1. Parenting
You can opt-out at any time. Please refer to our privacy policy for contact information.

Discuss in my forum

How to Keep a Contact Log


Woman typing on laptop computer
Alistair Berg/Digital Vision/Getty Images

Staying organized when you're juggling your child's education, health care, therapy, behavior, and six million other little details can seem like an impossible task. One easy way to feel more organized is to set up a system for keeping track of the conversations you've had with case managers, teachers, therapists, specialists and administrators. Here's how to have all those details, recommendations, promises and proposals right at your fingertips.

Create a contact log form.

You can lay it out on a word processor and keep a stack of blank forms on hand, use this PDF contact log form contributed by a helpful parent, or print out the list below and use it as a guide when you make notes on a plain piece of paper. However you manage it, each log entry will need to include the following items:
  • Date of conversation
  • Type of conversation: Phone, meeting, informal encounter
  • Who the conversation was with: Name and title. If the person you want to speak with is not available and you have to leave a message, make sure to write the name of the receptionist or secretary with whom you spoke.
  • Who initiated the conversation: Did you contact them or did they contact you?
  • Reason for contact: What did the person who initiated the contact hope to accomplish?
  • Items discussed: Take notes on any important information discussed, as well as any personal or non-relevant information that might be useful.
  • Actions initiated: If something was asked for or planned on, write what it was, who is responsible and when you expect it to be completed.
  • Follow-up required: Write down anything you need to do as a result of the conversation -- including checking that the other person does what they're supposed to do -- and when you'll be doing it and/or contacting them again.

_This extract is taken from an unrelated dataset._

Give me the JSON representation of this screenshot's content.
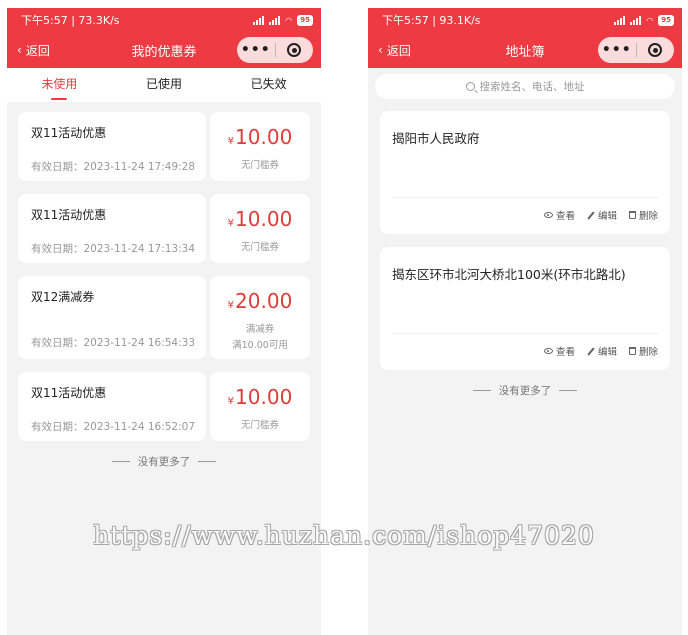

Make an entry for every conversation.

Have whatever version of the form you choose at hand every time you initiate contact with someone who works with your child. If the other party initiates the contact and you aren't prepared to take notes at that time, write them as soon as possible afterward, while the information is still fresh in your head.

Find a way to organize the log that works for you.

Some folks like things to be super-neat and aesthetically pleasing, others know they'll never get anything put together if they fuss too much with the format. Try one of these suggestions, or develop one of your own. Remember, though, that taking notes doesn't help if you can't find them when you need them.
  • Keep completed forms in a notebook. Use tabs to keep contacts with particular individuals or agencies together for quick reference.
  • Keep completed forms in an accordion file. Label the different pockets with the name of the individual or agency contacted.
  • Keep completed forms in file folders. If you have a file cabinet, an individual folder for each person or group may work well.
  • Keep the log in a bound journal. Keep a desk calendar with a daily or weekly format specifically for this purpose, and write log information in the space provided for the day the call was made. Use post-it notes or flags to color-code the pages by person or organization contacted so you don't have to flip through every page looking for your notes.
  • Keep the log on index cards. Keep them organized in a file box, with tabs dividing different contacts. Or use different-color index cards for each different person or group, and throw them loose into a shoebox.

Use the log information for follow-up contacts and conversations.

  • Write a letter after any contact that is supposed to result in action by you or the other party, and use the information from your notes to remind him or her of your conversation and spell out your understanding of the responsibilities assigned and the timetable for their completion.
  • Have the log of previous conversations on hand when you call again, so you can specifically reference what was discussed, with whom, and when.
  • Bring your log or a summary of it to any meetings with the people involved. You may want to pull pages out of your notebook and put them in a file folder or portfolio, or use a copy machine to combine groups of index cards onto sheets of paper. You probably don't want to just dump your shoebox out on the table -- although if you've had to make an extraordinary number of calls to get anything done, that wouldn't be a bad way to show it.

Wondering if you really need a contact log? Here are five reasons why you absolutely, positively do.

More ways to make this the best school year ever.

  1. About.com
  2. Parenting
  3. Children With Special Needs
  4. School and Special Education
  5. How to Keep a Contact Log

©2014 About.com. All rights reserved.